[Data records for software interfaces]
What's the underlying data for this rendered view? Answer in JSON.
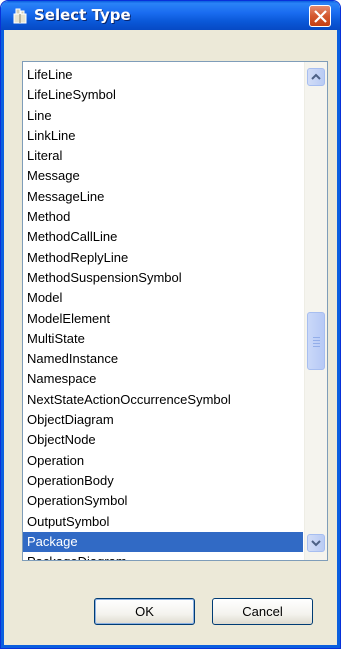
{
  "window": {
    "title": "Select Type",
    "icon": "package-icon",
    "close": "close-icon"
  },
  "list": {
    "items": [
      "LifeLine",
      "LifeLineSymbol",
      "Line",
      "LinkLine",
      "Literal",
      "Message",
      "MessageLine",
      "Method",
      "MethodCallLine",
      "MethodReplyLine",
      "MethodSuspensionSymbol",
      "Model",
      "ModelElement",
      "MultiState",
      "NamedInstance",
      "Namespace",
      "NextStateActionOccurrenceSymbol",
      "ObjectDiagram",
      "ObjectNode",
      "Operation",
      "OperationBody",
      "OperationSymbol",
      "OutputSymbol",
      "Package",
      "PackageDiagram"
    ],
    "selected": "Package"
  },
  "buttons": {
    "ok": "OK",
    "cancel": "Cancel"
  },
  "colors": {
    "titlebar": "#0a5fdf",
    "selection": "#316ac5",
    "close": "#d4582f",
    "dialog_bg": "#ece9d8"
  }
}
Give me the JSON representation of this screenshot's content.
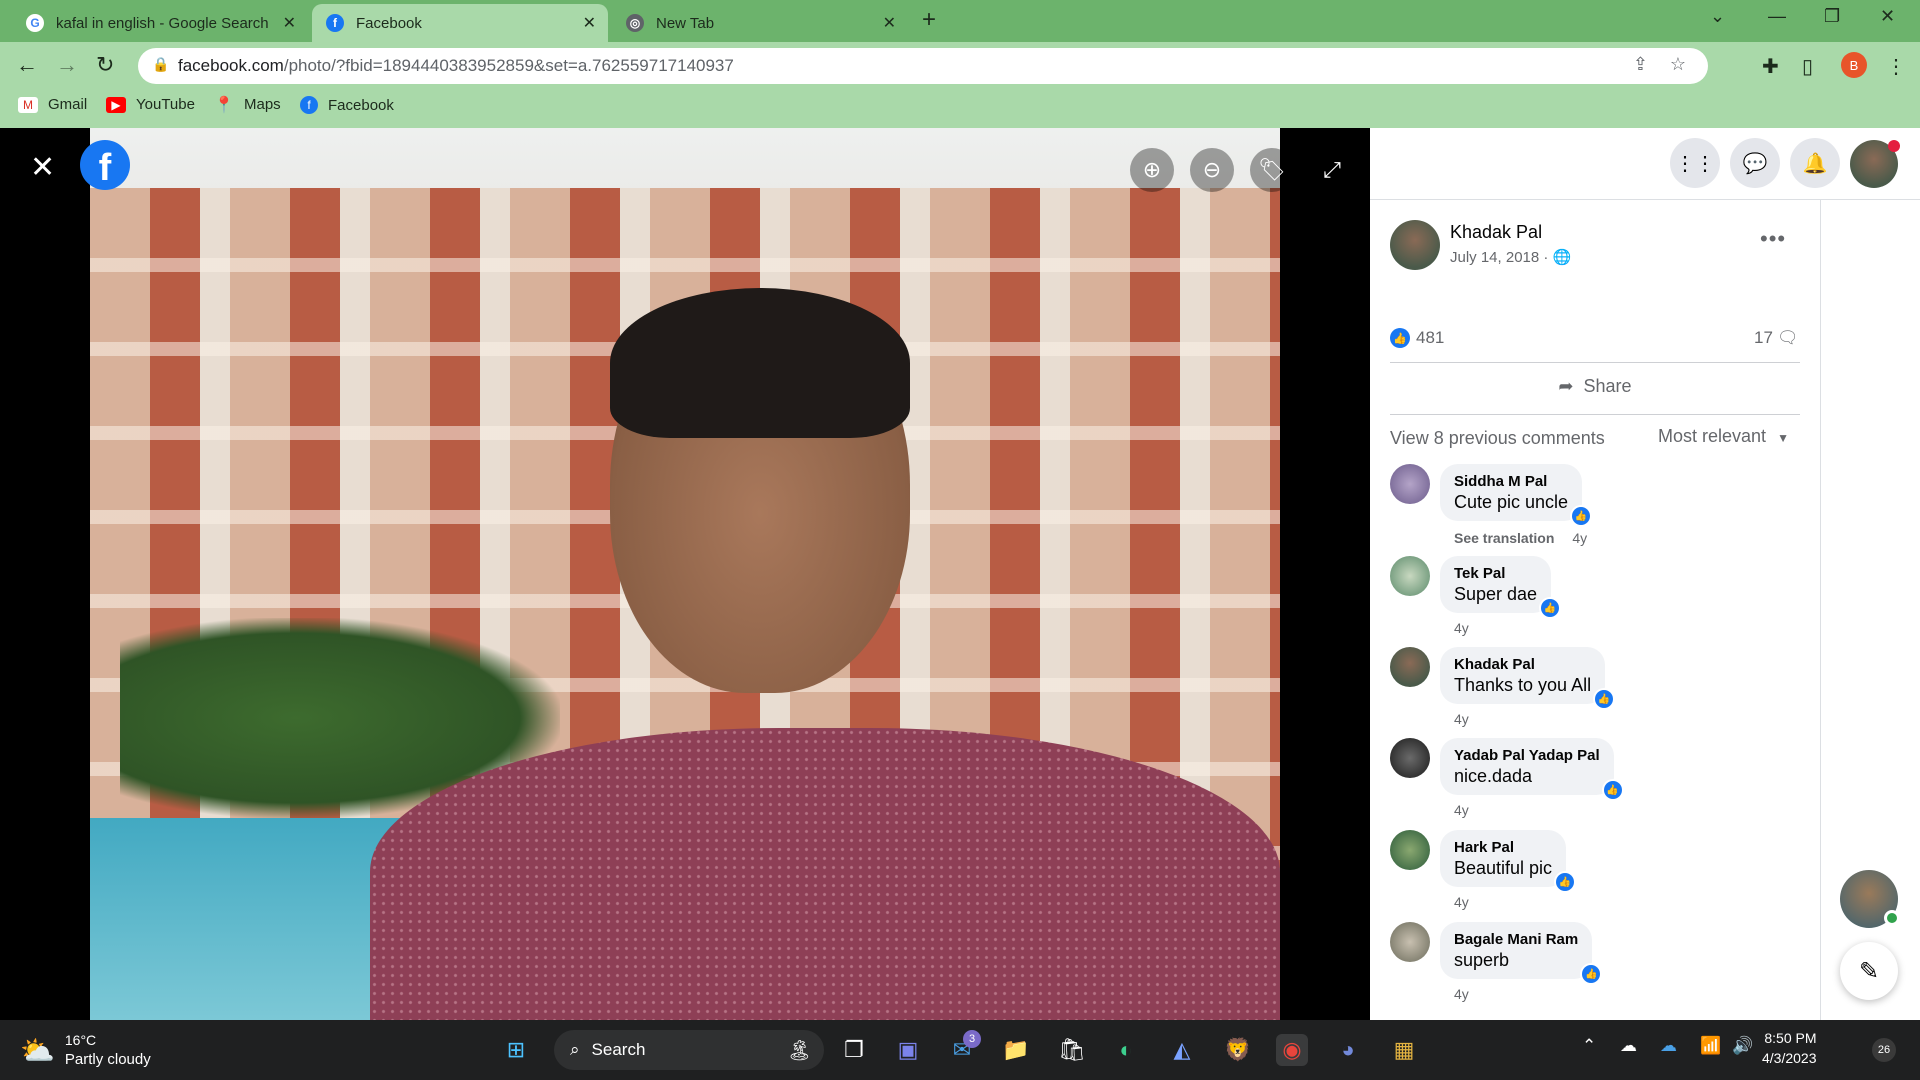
{
  "browser": {
    "tabs": [
      {
        "title": "kafal in english - Google Search",
        "icon": "google-icon"
      },
      {
        "title": "Facebook",
        "icon": "facebook-icon",
        "active": true
      },
      {
        "title": "New Tab",
        "icon": "chrome-icon"
      }
    ],
    "url_host": "facebook.com",
    "url_path": "/photo/?fbid=1894440383952859&set=a.762559717140937",
    "profile_initial": "B",
    "bookmarks": [
      {
        "label": "Gmail",
        "icon": "gmail-icon"
      },
      {
        "label": "YouTube",
        "icon": "youtube-icon"
      },
      {
        "label": "Maps",
        "icon": "maps-icon"
      },
      {
        "label": "Facebook",
        "icon": "facebook-icon"
      }
    ],
    "accent": "#6cb36c"
  },
  "viewer": {
    "logo": "f",
    "tools": [
      "zoom-in-icon",
      "zoom-out-icon",
      "tag-icon",
      "fullscreen-icon"
    ]
  },
  "post": {
    "author": "Khadak Pal",
    "date": "July 14, 2018 ·",
    "likes": "481",
    "comments_count": "17",
    "share_label": "Share",
    "view_previous": "View 8 previous comments",
    "sort_label": "Most relevant",
    "comments": [
      {
        "name": "Siddha M Pal",
        "text": "Cute pic uncle",
        "see_translation": "See translation",
        "age": "4y"
      },
      {
        "name": "Tek Pal",
        "text": "Super dae",
        "age": "4y"
      },
      {
        "name": "Khadak Pal",
        "text": "Thanks to you All",
        "age": "4y"
      },
      {
        "name": "Yadab Pal Yadap Pal",
        "text": "nice.dada",
        "age": "4y"
      },
      {
        "name": "Hark Pal",
        "text": "Beautiful pic",
        "age": "4y"
      },
      {
        "name": "Bagale Mani Ram",
        "text": "superb",
        "age": "4y"
      }
    ]
  },
  "taskbar": {
    "temperature": "16°C",
    "condition": "Partly cloudy",
    "search_label": "Search",
    "mail_badge": "3",
    "time": "8:50 PM",
    "date": "4/3/2023",
    "notifications": "26"
  }
}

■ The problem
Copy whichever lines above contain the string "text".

■ Response to the exercise
        "text": "Cute pic uncle",
        "text": "Super dae",
        "text": "Thanks to you All",
        "text": "nice.dada",
        "text": "Beautiful pic",
        "text": "superb",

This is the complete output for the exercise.